Source data
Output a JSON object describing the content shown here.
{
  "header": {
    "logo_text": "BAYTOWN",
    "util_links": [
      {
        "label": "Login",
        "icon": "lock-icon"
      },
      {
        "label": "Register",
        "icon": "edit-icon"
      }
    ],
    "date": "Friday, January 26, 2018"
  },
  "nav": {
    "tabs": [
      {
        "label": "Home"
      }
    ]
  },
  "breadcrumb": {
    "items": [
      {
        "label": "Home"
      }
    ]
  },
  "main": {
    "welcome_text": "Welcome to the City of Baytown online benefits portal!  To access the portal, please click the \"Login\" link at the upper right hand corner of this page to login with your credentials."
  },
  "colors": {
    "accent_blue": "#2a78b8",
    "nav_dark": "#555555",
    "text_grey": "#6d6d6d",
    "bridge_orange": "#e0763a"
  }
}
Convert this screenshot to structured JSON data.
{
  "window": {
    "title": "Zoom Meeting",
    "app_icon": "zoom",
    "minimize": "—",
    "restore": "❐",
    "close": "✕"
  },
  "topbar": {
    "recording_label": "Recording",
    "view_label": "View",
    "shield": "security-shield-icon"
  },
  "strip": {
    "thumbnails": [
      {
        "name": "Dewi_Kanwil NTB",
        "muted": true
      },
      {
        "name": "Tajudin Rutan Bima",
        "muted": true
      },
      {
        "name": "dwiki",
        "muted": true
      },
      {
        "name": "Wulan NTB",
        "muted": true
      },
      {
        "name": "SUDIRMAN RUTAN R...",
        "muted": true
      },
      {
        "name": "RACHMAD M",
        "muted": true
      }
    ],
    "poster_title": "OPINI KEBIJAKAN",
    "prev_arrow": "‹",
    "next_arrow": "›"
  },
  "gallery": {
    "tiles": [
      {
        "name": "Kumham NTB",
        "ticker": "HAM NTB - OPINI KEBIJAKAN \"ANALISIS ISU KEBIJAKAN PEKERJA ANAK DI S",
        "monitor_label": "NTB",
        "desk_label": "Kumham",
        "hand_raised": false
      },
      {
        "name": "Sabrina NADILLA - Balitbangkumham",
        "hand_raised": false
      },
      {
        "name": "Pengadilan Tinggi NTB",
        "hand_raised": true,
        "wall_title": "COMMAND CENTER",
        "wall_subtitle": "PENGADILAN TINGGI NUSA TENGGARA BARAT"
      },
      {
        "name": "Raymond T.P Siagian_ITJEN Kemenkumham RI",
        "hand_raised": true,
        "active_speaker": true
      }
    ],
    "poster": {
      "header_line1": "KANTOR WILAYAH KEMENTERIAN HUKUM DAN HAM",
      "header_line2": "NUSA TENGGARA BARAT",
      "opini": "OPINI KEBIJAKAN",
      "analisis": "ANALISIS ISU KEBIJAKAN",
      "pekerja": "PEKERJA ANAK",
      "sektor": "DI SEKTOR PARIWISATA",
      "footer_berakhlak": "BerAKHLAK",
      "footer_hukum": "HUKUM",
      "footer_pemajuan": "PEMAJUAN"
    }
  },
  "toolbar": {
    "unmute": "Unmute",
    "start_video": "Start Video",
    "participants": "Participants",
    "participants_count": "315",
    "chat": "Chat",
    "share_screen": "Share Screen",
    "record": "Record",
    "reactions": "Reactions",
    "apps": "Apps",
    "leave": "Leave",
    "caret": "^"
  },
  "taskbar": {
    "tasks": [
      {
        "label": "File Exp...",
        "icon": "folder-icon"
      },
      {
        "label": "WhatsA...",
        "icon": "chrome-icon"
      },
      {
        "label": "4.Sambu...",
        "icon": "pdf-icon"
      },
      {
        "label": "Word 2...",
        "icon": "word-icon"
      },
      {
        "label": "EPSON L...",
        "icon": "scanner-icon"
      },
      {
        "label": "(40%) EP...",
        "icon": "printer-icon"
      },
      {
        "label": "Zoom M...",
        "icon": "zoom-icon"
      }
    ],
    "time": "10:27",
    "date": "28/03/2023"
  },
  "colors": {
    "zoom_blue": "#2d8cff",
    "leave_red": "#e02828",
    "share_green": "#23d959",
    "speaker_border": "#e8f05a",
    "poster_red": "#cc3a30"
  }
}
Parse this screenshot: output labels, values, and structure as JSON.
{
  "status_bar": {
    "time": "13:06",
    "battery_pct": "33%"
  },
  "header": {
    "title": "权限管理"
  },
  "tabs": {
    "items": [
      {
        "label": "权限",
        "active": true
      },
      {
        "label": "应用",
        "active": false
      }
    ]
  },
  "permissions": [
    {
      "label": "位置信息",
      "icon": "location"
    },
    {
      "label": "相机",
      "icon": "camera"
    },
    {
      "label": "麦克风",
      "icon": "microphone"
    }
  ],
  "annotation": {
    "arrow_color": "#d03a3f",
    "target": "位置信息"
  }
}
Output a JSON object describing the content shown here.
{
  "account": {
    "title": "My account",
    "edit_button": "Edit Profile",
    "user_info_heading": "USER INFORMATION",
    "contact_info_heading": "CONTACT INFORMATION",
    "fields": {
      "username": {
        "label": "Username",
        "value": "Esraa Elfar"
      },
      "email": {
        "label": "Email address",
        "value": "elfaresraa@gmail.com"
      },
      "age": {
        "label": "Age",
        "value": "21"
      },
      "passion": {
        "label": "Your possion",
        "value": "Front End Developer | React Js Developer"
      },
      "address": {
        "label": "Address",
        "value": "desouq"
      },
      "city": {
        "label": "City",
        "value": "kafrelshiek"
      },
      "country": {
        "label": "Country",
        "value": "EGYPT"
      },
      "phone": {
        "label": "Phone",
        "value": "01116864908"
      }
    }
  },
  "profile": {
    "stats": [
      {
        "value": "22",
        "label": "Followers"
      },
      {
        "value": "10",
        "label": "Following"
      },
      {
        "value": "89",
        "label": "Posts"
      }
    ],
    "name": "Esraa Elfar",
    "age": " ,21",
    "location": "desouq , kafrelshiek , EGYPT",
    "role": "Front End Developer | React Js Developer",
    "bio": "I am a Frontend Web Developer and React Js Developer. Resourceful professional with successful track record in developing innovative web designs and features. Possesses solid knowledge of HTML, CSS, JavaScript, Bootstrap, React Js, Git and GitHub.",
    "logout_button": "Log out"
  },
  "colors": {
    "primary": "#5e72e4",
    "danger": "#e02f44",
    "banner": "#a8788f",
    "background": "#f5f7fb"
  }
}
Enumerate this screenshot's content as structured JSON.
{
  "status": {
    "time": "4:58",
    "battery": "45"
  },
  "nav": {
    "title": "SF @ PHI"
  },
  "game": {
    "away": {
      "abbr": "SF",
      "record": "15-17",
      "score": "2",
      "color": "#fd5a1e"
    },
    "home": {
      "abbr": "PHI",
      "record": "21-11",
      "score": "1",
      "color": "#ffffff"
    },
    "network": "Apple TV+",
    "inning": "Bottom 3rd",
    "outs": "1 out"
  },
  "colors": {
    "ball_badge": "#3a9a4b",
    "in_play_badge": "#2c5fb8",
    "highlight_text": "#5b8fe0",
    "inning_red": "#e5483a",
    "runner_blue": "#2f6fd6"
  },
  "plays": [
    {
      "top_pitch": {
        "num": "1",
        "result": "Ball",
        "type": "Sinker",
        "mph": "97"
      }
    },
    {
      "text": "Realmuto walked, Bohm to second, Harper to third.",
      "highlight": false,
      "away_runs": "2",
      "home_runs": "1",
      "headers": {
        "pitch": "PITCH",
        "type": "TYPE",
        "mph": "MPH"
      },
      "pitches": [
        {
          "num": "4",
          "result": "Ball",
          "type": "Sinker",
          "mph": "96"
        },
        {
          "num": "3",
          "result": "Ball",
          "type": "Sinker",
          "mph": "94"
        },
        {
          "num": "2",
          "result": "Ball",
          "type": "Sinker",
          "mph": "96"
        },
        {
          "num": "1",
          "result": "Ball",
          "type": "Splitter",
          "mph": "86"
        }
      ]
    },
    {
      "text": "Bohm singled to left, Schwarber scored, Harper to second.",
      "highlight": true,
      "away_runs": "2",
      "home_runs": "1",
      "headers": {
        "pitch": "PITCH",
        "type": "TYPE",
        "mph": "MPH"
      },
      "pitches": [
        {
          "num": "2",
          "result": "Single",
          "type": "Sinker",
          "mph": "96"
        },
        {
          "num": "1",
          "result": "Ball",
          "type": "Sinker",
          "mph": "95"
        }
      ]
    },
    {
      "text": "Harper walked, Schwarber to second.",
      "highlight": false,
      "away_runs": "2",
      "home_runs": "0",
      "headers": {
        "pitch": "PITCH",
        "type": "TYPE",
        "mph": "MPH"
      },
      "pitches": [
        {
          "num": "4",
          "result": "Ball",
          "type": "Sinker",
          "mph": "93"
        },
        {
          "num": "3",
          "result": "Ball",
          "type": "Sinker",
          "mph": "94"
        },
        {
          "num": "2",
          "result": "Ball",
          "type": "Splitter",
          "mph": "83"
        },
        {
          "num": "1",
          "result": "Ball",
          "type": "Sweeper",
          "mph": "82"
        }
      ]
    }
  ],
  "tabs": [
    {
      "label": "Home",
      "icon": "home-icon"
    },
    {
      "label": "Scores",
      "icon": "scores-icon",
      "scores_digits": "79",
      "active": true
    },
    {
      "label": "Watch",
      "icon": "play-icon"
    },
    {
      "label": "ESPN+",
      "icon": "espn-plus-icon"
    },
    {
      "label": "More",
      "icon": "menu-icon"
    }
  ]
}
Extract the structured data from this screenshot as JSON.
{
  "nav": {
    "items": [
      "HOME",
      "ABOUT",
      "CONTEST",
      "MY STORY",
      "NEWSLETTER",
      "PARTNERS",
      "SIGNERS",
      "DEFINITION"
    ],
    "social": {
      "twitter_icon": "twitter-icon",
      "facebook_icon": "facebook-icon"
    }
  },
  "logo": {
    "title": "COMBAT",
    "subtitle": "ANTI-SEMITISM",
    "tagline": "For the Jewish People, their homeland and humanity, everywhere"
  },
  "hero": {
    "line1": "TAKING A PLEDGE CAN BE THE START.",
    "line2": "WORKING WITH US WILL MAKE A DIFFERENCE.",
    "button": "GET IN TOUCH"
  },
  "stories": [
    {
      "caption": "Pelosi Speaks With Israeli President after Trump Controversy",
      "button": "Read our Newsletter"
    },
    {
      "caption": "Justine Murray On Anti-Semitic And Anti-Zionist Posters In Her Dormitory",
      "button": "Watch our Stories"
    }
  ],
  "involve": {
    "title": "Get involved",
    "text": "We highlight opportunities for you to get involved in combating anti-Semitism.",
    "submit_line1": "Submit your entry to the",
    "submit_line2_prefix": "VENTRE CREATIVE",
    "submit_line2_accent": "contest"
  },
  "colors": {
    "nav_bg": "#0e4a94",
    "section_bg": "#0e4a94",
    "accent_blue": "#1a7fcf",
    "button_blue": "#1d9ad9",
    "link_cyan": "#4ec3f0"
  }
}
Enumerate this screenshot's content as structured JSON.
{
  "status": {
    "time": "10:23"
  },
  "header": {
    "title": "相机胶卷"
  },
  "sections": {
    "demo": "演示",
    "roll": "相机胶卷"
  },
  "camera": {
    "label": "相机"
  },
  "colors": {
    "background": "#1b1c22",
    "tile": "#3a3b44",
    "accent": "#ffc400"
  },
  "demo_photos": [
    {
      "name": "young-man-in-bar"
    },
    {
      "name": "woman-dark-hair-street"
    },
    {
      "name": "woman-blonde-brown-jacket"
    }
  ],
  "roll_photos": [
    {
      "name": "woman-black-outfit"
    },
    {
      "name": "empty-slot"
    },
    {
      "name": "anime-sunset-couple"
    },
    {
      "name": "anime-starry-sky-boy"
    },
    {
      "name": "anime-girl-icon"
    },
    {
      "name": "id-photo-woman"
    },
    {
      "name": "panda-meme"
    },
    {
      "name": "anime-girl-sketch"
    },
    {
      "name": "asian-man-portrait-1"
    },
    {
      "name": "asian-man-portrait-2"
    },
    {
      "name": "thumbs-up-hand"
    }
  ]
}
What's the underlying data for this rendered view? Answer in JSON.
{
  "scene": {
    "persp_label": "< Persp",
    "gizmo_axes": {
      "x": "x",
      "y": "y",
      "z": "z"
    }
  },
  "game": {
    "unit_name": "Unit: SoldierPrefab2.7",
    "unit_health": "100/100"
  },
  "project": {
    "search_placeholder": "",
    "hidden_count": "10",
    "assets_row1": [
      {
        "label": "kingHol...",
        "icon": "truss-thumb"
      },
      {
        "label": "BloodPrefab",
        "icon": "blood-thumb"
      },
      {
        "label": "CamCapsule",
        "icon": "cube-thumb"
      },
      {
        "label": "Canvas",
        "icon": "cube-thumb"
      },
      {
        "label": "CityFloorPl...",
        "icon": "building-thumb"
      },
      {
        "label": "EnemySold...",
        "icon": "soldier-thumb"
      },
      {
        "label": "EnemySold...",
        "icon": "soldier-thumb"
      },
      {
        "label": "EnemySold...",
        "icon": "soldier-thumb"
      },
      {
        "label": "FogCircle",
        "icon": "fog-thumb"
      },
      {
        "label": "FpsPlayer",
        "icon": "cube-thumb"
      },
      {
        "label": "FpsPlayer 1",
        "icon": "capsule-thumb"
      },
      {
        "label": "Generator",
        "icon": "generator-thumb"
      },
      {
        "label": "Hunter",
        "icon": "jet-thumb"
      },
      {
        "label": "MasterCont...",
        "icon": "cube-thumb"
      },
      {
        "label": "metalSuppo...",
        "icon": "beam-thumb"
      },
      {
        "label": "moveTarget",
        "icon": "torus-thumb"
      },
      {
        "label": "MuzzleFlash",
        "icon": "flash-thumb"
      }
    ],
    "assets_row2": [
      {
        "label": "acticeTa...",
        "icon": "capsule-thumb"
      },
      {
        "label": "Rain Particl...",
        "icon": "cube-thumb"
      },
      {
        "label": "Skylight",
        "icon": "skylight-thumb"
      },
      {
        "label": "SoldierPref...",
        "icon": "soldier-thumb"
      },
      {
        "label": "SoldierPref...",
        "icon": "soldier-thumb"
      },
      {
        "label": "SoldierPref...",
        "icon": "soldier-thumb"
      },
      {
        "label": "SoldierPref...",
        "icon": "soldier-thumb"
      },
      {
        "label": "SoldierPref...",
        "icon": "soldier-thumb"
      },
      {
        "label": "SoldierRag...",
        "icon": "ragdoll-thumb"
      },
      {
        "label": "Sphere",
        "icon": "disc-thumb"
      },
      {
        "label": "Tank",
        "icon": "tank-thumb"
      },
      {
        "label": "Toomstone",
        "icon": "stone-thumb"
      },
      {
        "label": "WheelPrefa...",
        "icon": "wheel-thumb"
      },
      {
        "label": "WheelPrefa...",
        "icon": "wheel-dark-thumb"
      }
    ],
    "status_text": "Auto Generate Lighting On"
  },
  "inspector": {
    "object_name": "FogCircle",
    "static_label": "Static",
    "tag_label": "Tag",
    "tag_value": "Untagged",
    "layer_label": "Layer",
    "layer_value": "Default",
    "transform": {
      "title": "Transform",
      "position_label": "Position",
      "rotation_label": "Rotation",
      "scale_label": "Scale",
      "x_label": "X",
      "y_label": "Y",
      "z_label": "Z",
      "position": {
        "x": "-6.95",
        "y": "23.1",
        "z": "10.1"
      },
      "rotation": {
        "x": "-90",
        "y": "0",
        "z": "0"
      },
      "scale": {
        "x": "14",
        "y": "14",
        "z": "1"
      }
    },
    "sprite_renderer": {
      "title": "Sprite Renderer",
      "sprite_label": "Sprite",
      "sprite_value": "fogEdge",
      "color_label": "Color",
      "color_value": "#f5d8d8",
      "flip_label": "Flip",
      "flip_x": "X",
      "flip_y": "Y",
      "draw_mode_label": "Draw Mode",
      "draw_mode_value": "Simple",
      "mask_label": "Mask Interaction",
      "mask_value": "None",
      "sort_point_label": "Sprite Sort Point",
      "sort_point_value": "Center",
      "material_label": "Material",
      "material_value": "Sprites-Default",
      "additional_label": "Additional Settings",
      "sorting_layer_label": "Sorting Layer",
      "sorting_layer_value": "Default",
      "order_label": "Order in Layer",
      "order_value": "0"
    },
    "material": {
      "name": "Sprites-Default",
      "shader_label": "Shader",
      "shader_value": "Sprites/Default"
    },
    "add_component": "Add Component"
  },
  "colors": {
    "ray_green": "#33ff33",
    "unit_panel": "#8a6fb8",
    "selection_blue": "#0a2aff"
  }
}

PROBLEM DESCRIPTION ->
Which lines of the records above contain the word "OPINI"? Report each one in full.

TASK RESPONSE ->
    "poster_title": "OPINI KEBIJAKAN",
        "ticker": "HAM NTB - OPINI KEBIJAKAN \"ANALISIS ISU KEBIJAKAN PEKERJA ANAK DI S",
      "opini": "OPINI KEBIJAKAN",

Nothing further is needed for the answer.